→ **What you need to do**
Every line that contains "ball" must be located and copied from the data.

Web page and app entries
#####

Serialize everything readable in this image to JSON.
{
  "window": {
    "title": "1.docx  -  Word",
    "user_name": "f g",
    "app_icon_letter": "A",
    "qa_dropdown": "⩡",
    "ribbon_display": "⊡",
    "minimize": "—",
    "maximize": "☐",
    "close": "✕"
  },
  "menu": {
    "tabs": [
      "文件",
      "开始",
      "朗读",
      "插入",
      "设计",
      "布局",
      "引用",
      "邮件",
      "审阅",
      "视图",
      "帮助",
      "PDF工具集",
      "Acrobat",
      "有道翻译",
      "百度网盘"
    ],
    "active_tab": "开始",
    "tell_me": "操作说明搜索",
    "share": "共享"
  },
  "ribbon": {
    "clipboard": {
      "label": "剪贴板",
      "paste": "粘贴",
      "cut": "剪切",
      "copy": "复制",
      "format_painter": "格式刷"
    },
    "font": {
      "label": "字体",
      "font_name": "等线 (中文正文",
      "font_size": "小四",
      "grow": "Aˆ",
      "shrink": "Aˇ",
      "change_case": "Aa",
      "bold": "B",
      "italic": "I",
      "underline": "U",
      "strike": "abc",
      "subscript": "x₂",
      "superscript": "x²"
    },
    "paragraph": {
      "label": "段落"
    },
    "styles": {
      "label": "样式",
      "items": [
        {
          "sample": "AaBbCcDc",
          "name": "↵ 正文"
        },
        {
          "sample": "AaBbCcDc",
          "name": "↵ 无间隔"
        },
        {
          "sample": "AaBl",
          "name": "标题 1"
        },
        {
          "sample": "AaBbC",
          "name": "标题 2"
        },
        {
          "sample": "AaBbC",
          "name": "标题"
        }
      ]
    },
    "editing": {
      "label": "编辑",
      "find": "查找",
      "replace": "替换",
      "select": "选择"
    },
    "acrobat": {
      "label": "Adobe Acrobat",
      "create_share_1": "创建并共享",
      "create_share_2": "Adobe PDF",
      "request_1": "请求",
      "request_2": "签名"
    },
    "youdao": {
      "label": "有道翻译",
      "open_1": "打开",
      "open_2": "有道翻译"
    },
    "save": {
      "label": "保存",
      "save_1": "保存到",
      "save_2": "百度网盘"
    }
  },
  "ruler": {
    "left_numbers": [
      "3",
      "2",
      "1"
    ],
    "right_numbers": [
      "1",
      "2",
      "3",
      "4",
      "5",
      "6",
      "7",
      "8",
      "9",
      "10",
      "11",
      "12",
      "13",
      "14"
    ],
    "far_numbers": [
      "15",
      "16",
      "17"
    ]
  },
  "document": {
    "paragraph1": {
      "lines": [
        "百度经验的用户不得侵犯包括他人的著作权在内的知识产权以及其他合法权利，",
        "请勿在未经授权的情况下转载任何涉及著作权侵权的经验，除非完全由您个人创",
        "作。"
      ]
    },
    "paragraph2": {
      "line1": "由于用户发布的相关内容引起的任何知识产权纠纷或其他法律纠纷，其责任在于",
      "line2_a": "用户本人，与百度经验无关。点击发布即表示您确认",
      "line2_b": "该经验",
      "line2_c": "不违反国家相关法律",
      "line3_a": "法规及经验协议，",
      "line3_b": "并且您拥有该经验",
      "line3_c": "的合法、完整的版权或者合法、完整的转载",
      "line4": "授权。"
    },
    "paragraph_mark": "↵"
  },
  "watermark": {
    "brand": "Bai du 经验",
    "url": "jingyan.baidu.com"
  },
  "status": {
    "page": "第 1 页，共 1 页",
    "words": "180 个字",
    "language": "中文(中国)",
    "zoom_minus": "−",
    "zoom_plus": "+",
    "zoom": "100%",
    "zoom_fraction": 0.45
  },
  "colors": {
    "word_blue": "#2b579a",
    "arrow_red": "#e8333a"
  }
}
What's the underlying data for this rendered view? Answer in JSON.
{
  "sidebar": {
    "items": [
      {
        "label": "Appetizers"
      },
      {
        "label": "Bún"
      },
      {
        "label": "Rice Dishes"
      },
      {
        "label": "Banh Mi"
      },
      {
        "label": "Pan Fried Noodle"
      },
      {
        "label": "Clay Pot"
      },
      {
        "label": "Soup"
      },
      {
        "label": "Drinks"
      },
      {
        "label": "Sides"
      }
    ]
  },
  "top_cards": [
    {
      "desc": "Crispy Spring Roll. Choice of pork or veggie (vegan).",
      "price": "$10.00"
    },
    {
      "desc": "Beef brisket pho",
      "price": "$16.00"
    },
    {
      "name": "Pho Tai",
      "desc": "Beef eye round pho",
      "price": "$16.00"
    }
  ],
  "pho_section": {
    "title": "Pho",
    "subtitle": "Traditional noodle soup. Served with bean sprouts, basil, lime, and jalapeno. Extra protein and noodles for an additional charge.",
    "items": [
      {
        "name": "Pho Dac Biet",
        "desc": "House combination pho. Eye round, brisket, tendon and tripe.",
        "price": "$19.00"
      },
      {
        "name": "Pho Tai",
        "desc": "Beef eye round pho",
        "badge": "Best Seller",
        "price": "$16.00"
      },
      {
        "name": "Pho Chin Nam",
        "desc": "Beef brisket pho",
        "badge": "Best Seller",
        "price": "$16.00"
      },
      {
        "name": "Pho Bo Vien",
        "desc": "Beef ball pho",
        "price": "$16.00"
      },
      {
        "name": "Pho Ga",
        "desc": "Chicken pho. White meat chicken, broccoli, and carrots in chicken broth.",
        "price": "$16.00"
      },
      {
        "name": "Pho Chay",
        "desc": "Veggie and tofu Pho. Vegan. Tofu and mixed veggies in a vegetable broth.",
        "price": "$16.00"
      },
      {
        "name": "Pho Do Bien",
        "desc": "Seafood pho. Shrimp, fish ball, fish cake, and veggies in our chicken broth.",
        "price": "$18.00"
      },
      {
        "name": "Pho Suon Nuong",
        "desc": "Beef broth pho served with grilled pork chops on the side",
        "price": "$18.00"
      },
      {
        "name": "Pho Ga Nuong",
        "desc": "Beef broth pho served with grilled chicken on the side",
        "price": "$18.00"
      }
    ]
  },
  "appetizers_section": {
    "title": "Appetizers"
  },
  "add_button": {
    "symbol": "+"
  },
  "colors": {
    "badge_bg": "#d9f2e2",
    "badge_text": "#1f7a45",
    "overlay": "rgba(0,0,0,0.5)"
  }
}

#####

→ **Task output**
        "desc": "Beef ball pho",
        "desc": "Seafood pho. Shrimp, fish ball, fish cake, and veggies in our chicken broth.",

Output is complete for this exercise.